It got down to about 21F at the top of Wolf Creek Pass, but was also near freezing on the second morning in Julian, CA and at 7,000 feet in Flagstaff, AZ. The desert ride in California was in the low 80s, along with the lonely stretch from Southern Utah into Cortez, CO. I got some 90 degree days as I hit eastern Ohio and into Pennsylvania. Besides the rain in AZ, the worst was the wind in Kansas. Although the weather pattern moved west to east, the winds were almost always out of the north, northeast, or east. I had headwinds without break for far too many miles and I just wasn’t expecting it.
All nights were in hotel and motels. I did get to have the hospitality of 6 Warm Showers hosts. Warm Showers is a network of hospitality homes for cyclists, by cyclists. I also spent one of my favorite nights in London, OH at Andrea’s Bed and Breakfast. The owner also had a few “hostel rooms where you shared a room that had bunk beds and used a shared bathroom and shower. The best part was you still got her breakfast which was other worldly good. I’ll have to look at my bank records more thoroughly, but off the top of my head, the most expensive stay was one of the only hotels in the Navajo Reservation town of Tuba City, AZ. Not only was it one of the most expensive, I paid for my one night twice because I just missed the cancellation deadline. That’s what happens when you don’t have cell service in remote areas. The cheapest hotel was in Foster, IN. While it wasn’t dirty, it certainly showed its age. I got what I paid for – $35 cash for one night. It was all part of the adventure.

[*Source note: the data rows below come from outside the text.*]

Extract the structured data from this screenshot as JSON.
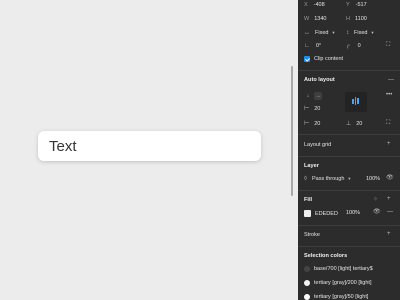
{
  "canvas": {
    "text_label": "Text"
  },
  "position": {
    "x_label": "X",
    "x_value": "-408",
    "y_label": "Y",
    "y_value": "-517"
  },
  "size": {
    "w_label": "W",
    "w_value": "1340",
    "h_label": "H",
    "h_value": "1100"
  },
  "resizing": {
    "horizontal": "Fixed",
    "vertical": "Fixed"
  },
  "corner": {
    "rotation": "0°",
    "radius": "0"
  },
  "clip": {
    "label": "Clip content"
  },
  "auto_layout": {
    "title": "Auto layout",
    "item_spacing": "20",
    "padding_h": "20",
    "padding_v": "20"
  },
  "layout_grid": {
    "title": "Layout grid"
  },
  "layer": {
    "title": "Layer",
    "blend_mode": "Pass through",
    "opacity": "100%"
  },
  "fill": {
    "title": "Fill",
    "hex": "EDEDED",
    "opacity": "100%",
    "color": "#EDEDED"
  },
  "stroke": {
    "title": "Stroke"
  },
  "selection_colors": {
    "title": "Selection colors",
    "items": [
      {
        "label": "base/700 [light] tertiary$",
        "color": "#444444"
      },
      {
        "label": "tertiary [gray]/200 [light]",
        "color": "#f2f2f2"
      },
      {
        "label": "tertiary [gray]/50 [light]",
        "color": "#ffffff"
      }
    ]
  },
  "colors": {
    "accent": "#1B8EF2",
    "panel_bg": "#2C2C2C"
  }
}
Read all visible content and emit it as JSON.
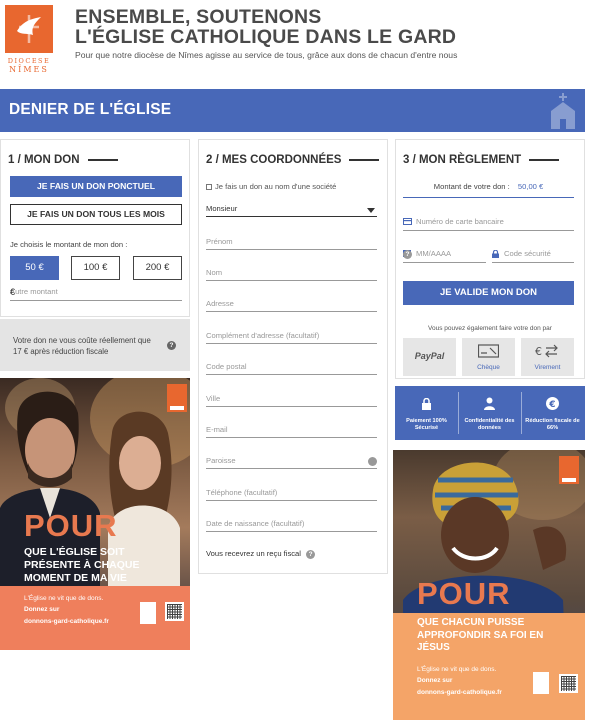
{
  "header": {
    "logo_line1": "DIOCESE",
    "logo_line2": "NÎMES",
    "title_line1": "ENSEMBLE, SOUTENONS",
    "title_line2": "L'ÉGLISE CATHOLIQUE DANS LE GARD",
    "subtitle": "Pour que notre diocèse de Nîmes agisse au service de tous, grâce aux dons de chacun d'entre nous"
  },
  "banner": {
    "title": "DENIER DE L'ÉGLISE"
  },
  "step1": {
    "title": "1 / MON DON",
    "btn_once": "JE FAIS UN DON PONCTUEL",
    "btn_monthly": "JE FAIS UN DON TOUS LES MOIS",
    "choose_label": "Je choisis le montant de mon don :",
    "amounts": [
      "50 €",
      "100 €",
      "200 €"
    ],
    "selected_amount": "50 €",
    "other_placeholder": "Autre montant",
    "currency": "€",
    "cost_text": "Votre don ne vous coûte réellement que 17 € après réduction fiscale"
  },
  "step2": {
    "title": "2 / MES COORDONNÉES",
    "company_checkbox": "Je fais un don au nom d'une société",
    "civility": "Monsieur",
    "fields": [
      "Prénom",
      "Nom",
      "Adresse",
      "Complément d'adresse (facultatif)",
      "Code postal",
      "Ville",
      "E-mail",
      "Paroisse",
      "Téléphone (facultatif)",
      "Date de naissance (facultatif)"
    ],
    "receipt": "Vous recevrez un reçu fiscal"
  },
  "step3": {
    "title": "3 / MON RÈGLEMENT",
    "amount_label": "Montant de votre don :",
    "amount_value": "50,00 €",
    "card_placeholder": "Numéro de carte bancaire",
    "expiry_placeholder": "MM/AAAA",
    "cvv_placeholder": "Code sécurité",
    "submit": "JE VALIDE MON DON",
    "alt_text": "Vous pouvez également faire votre don par",
    "pay_options": [
      "PayPal",
      "Chèque",
      "Virement"
    ]
  },
  "trust": {
    "items": [
      "Paiement 100% Sécurisé",
      "Confidentialité des données",
      "Réduction fiscale de 66%"
    ]
  },
  "poster1": {
    "pour": "POUR",
    "text": "QUE L'ÉGLISE SOIT PRÉSENTE À CHAQUE MOMENT DE MA VIE",
    "cta1": "L'Église ne vit que de dons.",
    "cta2": "Donnez sur",
    "cta3": "donnons-gard-catholique.fr"
  },
  "poster2": {
    "pour": "POUR",
    "text": "QUE CHACUN PUISSE APPROFONDIR SA FOI EN JÉSUS",
    "cta1": "L'Église ne vit que de dons.",
    "cta2": "Donnez sur",
    "cta3": "donnons-gard-catholique.fr"
  },
  "colors": {
    "accent": "#4868b8",
    "orange": "#e8672f",
    "grey_box": "#e4e4e4"
  }
}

The Lone Rider
The tabular format of all this data will be available in a different post.